Yet, in key ways, it isn't. The leadership team, including Muto, will be the same one put in place over the last year, according to the company's release. More importantly, and possibly more risky, is the emphasis being placed on Ann Taylor and the other Ann Inc. brands, which GlobalData Retail's Saunders said lacks a "clear sense of identity" making it "all too easy to overlook."And its customer has turned away, according to Jane Hali, CEO of investment research firm Jane Hali & Associates.
"Ascena was/is a combination of all the plus-size and baby boom brands that are not important to the customer," she said. "Baby boomers have closets full of clothes. This is not where they are spending their money. They were spending on travel, and now due to Covid, they're upgrading their home. The fashions at Ann Taylor and Loft have been last on their list. Both stores were also selling to the staid professional women. Women have become much more casual at work and now even more so due to Covid. Justice was the only chain that had a chance."
It's true that with namesake Dressbarn gone (the spelling was changed in 2012) and once well-performing Justice also faltering, the conglomerate had few options as it headed toward bankruptcy. But rather than putting its chips on Ann Taylor and breaking up its plus-size segment, it may have been wise to focus on plus instead, considering that remains an underserved market and those retailers each enjoy strong loyalty, according to Kristin Bentz, president of KB Advisory Group.

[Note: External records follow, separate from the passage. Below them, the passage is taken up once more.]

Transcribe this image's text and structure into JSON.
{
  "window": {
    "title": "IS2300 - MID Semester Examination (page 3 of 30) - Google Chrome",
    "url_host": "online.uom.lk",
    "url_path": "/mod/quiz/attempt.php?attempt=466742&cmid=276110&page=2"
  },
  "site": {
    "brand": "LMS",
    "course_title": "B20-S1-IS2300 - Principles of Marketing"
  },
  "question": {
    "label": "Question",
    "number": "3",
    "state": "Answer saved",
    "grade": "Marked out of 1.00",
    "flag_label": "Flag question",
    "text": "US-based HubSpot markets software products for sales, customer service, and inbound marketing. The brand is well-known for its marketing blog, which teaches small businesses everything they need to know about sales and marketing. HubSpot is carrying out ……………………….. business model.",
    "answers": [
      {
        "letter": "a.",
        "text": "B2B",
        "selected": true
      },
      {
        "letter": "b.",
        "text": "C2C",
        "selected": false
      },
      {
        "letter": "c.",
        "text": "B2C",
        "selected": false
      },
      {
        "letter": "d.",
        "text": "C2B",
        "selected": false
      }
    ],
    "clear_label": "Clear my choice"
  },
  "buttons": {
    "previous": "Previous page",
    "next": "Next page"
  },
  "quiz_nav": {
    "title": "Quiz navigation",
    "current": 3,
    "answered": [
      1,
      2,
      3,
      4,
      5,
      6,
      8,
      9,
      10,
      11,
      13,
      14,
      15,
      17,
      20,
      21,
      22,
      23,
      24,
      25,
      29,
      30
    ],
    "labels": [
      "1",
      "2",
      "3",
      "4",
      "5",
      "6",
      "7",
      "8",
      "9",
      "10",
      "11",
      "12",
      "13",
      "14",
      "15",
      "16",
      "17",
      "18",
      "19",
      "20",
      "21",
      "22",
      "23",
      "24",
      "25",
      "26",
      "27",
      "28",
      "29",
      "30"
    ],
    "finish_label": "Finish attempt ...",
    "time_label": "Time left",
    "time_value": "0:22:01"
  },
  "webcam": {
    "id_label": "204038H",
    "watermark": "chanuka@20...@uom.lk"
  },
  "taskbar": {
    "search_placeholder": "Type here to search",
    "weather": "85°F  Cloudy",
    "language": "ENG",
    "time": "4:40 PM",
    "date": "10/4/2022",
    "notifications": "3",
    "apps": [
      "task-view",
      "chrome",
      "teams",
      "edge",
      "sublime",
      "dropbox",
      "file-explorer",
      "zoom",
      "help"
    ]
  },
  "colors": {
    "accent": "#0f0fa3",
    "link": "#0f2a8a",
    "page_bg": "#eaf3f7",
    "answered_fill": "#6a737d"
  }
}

"Ann Taylor doesn’t fit into this vertical, and Justice is an outlier, but if they maintained a plus-size vertical and acquired [teen plus brand] Torrid and any of these other extended-sizes brands, it could work," she told Retail Dive in an interview. "Lane Bryant rescued that customer from the department store, which was the only place to get plus clothes but on a separate store level, where you're ostracized. Catherine's is for church on Sunday, gloves and hats. They both have brand equity and an intense following."
Instead, with so much riding on Ann Taylor, Ascena will have to reckon not just with declining demand for its apparel, but also with its often unkempt state. In visits to Ann Taylor over the holidays, where seasonal merchandise came in late compared to rivals, DeAnna McIntosh, founder of retail and e-commerce consultancy The Affinity Group International, noted "quality and fit issues happening across multiple product categories," even the brand's signature "Essential" shirt.
This "is shocking as it is a key driver for their assortment," she said. "With the rapidly changing retail environment, and fierce competition, retailers simply cannot afford to make these critical mistakes."
The grim state of apparel sales will continue to complicate Ascena's prospects, though its place in the murky middle makes that even harder, according to Saunders. "It delivers neither great value nor great fashionability," he said. "That was a slow killer before the pandemic hit. In the midst and aftermath of the current disruption, such a position has become a fast track to failure."